Every entry must be output exactly as it was written.

---------- INPUT FOR THIS TASK ----------

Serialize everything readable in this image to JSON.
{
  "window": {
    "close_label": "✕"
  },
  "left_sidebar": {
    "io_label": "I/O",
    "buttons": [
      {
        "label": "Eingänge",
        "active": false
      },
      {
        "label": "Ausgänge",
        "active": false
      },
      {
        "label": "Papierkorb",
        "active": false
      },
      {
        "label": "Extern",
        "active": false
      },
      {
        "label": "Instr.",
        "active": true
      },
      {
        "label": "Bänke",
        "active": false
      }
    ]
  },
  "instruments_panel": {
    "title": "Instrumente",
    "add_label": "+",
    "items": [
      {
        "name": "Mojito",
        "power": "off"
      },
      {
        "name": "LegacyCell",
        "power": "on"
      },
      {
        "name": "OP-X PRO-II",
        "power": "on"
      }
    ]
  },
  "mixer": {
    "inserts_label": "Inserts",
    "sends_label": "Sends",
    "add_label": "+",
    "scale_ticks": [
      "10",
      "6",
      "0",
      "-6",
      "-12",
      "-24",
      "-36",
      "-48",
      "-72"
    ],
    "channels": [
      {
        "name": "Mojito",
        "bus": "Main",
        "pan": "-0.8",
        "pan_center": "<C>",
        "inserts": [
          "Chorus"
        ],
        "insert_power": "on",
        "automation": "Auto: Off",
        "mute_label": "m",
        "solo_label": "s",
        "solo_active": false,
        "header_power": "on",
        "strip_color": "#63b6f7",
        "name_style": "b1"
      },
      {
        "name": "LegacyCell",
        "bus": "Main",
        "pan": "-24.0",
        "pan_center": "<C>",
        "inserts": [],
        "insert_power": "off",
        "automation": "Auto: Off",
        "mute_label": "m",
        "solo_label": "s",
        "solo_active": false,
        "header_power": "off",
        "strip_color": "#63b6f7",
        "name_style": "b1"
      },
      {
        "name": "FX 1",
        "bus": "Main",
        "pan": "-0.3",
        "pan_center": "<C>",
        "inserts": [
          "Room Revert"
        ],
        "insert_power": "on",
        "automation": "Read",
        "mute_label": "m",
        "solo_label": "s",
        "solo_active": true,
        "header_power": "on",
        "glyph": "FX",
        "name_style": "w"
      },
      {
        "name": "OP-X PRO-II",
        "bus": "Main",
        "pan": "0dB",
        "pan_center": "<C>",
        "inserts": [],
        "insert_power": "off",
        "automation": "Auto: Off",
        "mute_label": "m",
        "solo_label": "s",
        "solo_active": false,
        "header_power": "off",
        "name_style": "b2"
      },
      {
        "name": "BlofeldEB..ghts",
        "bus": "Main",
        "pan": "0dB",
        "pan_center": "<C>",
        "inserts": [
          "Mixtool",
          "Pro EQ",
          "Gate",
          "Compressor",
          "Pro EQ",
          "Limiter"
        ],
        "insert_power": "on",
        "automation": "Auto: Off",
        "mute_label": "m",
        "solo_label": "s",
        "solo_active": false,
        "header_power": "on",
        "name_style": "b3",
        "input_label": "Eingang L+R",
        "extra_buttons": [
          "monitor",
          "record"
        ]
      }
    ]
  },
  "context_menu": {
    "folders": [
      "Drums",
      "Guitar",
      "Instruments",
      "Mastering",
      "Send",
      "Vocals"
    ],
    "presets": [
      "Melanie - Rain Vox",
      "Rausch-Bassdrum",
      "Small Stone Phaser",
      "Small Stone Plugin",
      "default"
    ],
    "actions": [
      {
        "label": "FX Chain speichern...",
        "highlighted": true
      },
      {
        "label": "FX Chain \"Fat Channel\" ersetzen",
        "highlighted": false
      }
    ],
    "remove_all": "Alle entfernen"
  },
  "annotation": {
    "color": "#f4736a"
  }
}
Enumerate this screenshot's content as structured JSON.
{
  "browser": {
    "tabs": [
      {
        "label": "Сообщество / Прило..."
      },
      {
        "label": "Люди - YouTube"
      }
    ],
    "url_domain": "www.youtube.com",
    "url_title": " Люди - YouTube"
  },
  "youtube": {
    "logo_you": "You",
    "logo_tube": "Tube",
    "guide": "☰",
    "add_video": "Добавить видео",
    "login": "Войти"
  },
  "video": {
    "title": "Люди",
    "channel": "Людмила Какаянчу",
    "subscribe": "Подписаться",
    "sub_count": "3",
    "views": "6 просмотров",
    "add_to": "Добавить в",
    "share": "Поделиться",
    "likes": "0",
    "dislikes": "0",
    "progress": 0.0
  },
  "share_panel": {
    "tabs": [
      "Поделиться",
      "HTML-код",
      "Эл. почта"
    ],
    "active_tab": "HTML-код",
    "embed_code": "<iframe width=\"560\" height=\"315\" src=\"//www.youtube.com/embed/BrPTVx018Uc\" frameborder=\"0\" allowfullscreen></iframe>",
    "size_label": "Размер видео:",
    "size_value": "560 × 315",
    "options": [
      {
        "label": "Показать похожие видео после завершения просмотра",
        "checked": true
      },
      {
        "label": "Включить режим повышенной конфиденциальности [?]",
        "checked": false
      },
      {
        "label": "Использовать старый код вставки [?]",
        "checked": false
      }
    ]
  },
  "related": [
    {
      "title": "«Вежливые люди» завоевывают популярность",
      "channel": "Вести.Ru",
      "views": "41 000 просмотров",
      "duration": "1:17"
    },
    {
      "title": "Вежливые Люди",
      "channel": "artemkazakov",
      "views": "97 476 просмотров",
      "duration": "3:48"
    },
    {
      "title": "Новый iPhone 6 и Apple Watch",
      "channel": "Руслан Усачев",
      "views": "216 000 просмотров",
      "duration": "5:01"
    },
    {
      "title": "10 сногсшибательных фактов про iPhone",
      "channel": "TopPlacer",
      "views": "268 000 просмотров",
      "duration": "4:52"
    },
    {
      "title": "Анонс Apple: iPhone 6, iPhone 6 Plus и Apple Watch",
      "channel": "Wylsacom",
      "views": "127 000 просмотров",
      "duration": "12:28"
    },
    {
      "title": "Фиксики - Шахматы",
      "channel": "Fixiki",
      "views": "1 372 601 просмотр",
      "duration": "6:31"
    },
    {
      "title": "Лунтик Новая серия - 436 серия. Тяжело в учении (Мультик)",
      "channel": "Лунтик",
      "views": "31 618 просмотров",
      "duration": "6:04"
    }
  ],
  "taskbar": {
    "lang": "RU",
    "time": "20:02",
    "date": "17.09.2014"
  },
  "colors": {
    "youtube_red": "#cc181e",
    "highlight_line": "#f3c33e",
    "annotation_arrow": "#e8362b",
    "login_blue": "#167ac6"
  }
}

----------

RESPONSE AREA »
Serialize everything readable in this image to JSON.
{
  "window": {
    "close_label": "✕"
  },
  "left_sidebar": {
    "io_label": "I/O",
    "buttons": [
      {
        "label": "Eingänge",
        "active": false
      },
      {
        "label": "Ausgänge",
        "active": false
      },
      {
        "label": "Papierkorb",
        "active": false
      },
      {
        "label": "Extern",
        "active": false
      },
      {
        "label": "Instr.",
        "active": true
      },
      {
        "label": "Bänke",
        "active": false
      }
    ]
  },
  "instruments_panel": {
    "title": "Instrumente",
    "add_label": "+",
    "items": [
      {
        "name": "Mojito",
        "power": "off"
      },
      {
        "name": "LegacyCell",
        "power": "on"
      },
      {
        "name": "OP-X PRO-II",
        "power": "on"
      }
    ]
  },
  "mixer": {
    "inserts_label": "Inserts",
    "sends_label": "Sends",
    "add_label": "+",
    "scale_ticks": [
      "10",
      "6",
      "0",
      "-6",
      "-12",
      "-24",
      "-36",
      "-48",
      "-72"
    ],
    "channels": [
      {
        "name": "Mojito",
        "bus": "Main",
        "pan": "-0.8",
        "pan_center": "<C>",
        "inserts": [
          "Chorus"
        ],
        "insert_power": "on",
        "automation": "Auto: Off",
        "mute_label": "m",
        "solo_label": "s",
        "solo_active": false,
        "header_power": "on",
        "strip_color": "#63b6f7",
        "name_style": "b1"
      },
      {
        "name": "LegacyCell",
        "bus": "Main",
        "pan": "-24.0",
        "pan_center": "<C>",
        "inserts": [],
        "insert_power": "off",
        "automation": "Auto: Off",
        "mute_label": "m",
        "solo_label": "s",
        "solo_active": false,
        "header_power": "off",
        "strip_color": "#63b6f7",
        "name_style": "b1"
      },
      {
        "name": "FX 1",
        "bus": "Main",
        "pan": "-0.3",
        "pan_center": "<C>",
        "inserts": [
          "Room Revert"
        ],
        "insert_power": "on",
        "automation": "Read",
        "mute_label": "m",
        "solo_label": "s",
        "solo_active": true,
        "header_power": "on",
        "glyph": "FX",
        "name_style": "w"
      },
      {
        "name": "OP-X PRO-II",
        "bus": "Main",
        "pan": "0dB",
        "pan_center": "<C>",
        "inserts": [],
        "insert_power": "off",
        "automation": "Auto: Off",
        "mute_label": "m",
        "solo_label": "s",
        "solo_active": false,
        "header_power": "off",
        "name_style": "b2"
      },
      {
        "name": "BlofeldEB..ghts",
        "bus": "Main",
        "pan": "0dB",
        "pan_center": "<C>",
        "inserts": [
          "Mixtool",
          "Pro EQ",
          "Gate",
          "Compressor",
          "Pro EQ",
          "Limiter"
        ],
        "insert_power": "on",
        "automation": "Auto: Off",
        "mute_label": "m",
        "solo_label": "s",
        "solo_active": false,
        "header_power": "on",
        "name_style": "b3",
        "input_label": "Eingang L+R",
        "extra_buttons": [
          "monitor",
          "record"
        ]
      }
    ]
  },
  "context_menu": {
    "folders": [
      "Drums",
      "Guitar",
      "Instruments",
      "Mastering",
      "Send",
      "Vocals"
    ],
    "presets": [
      "Melanie - Rain Vox",
      "Rausch-Bassdrum",
      "Small Stone Phaser",
      "Small Stone Plugin",
      "default"
    ],
    "actions": [
      {
        "label": "FX Chain speichern...",
        "highlighted": true
      },
      {
        "label": "FX Chain \"Fat Channel\" ersetzen",
        "highlighted": false
      }
    ],
    "remove_all": "Alle entfernen"
  },
  "annotation": {
    "color": "#f4736a"
  }
}
Enumerate this screenshot's content as structured JSON.
{
  "browser": {
    "tabs": [
      {
        "label": "Сообщество / Прило..."
      },
      {
        "label": "Люди - YouTube"
      }
    ],
    "url_domain": "www.youtube.com",
    "url_title": " Люди - YouTube"
  },
  "youtube": {
    "logo_you": "You",
    "logo_tube": "Tube",
    "guide": "☰",
    "add_video": "Добавить видео",
    "login": "Войти"
  },
  "video": {
    "title": "Люди",
    "channel": "Людмила Какаянчу",
    "subscribe": "Подписаться",
    "sub_count": "3",
    "views": "6 просмотров",
    "add_to": "Добавить в",
    "share": "Поделиться",
    "likes": "0",
    "dislikes": "0",
    "progress": 0.0
  },
  "share_panel": {
    "tabs": [
      "Поделиться",
      "HTML-код",
      "Эл. почта"
    ],
    "active_tab": "HTML-код",
    "embed_code": "<iframe width=\"560\" height=\"315\" src=\"//www.youtube.com/embed/BrPTVx018Uc\" frameborder=\"0\" allowfullscreen></iframe>",
    "size_label": "Размер видео:",
    "size_value": "560 × 315",
    "options": [
      {
        "label": "Показать похожие видео после завершения просмотра",
        "checked": true
      },
      {
        "label": "Включить режим повышенной конфиденциальности [?]",
        "checked": false
      },
      {
        "label": "Использовать старый код вставки [?]",
        "checked": false
      }
    ]
  },
  "related": [
    {
      "title": "«Вежливые люди» завоевывают популярность",
      "channel": "Вести.Ru",
      "views": "41 000 просмотров",
      "duration": "1:17"
    },
    {
      "title": "Вежливые Люди",
      "channel": "artemkazakov",
      "views": "97 476 просмотров",
      "duration": "3:48"
    },
    {
      "title": "Новый iPhone 6 и Apple Watch",
      "channel": "Руслан Усачев",
      "views": "216 000 просмотров",
      "duration": "5:01"
    },
    {
      "title": "10 сногсшибательных фактов про iPhone",
      "channel": "TopPlacer",
      "views": "268 000 просмотров",
      "duration": "4:52"
    },
    {
      "title": "Анонс Apple: iPhone 6, iPhone 6 Plus и Apple Watch",
      "channel": "Wylsacom",
      "views": "127 000 просмотров",
      "duration": "12:28"
    },
    {
      "title": "Фиксики - Шахматы",
      "channel": "Fixiki",
      "views": "1 372 601 просмотр",
      "duration": "6:31"
    },
    {
      "title": "Лунтик Новая серия - 436 серия. Тяжело в учении (Мультик)",
      "channel": "Лунтик",
      "views": "31 618 просмотров",
      "duration": "6:04"
    }
  ],
  "taskbar": {
    "lang": "RU",
    "time": "20:02",
    "date": "17.09.2014"
  },
  "colors": {
    "youtube_red": "#cc181e",
    "highlight_line": "#f3c33e",
    "annotation_arrow": "#e8362b",
    "login_blue": "#167ac6"
  }
}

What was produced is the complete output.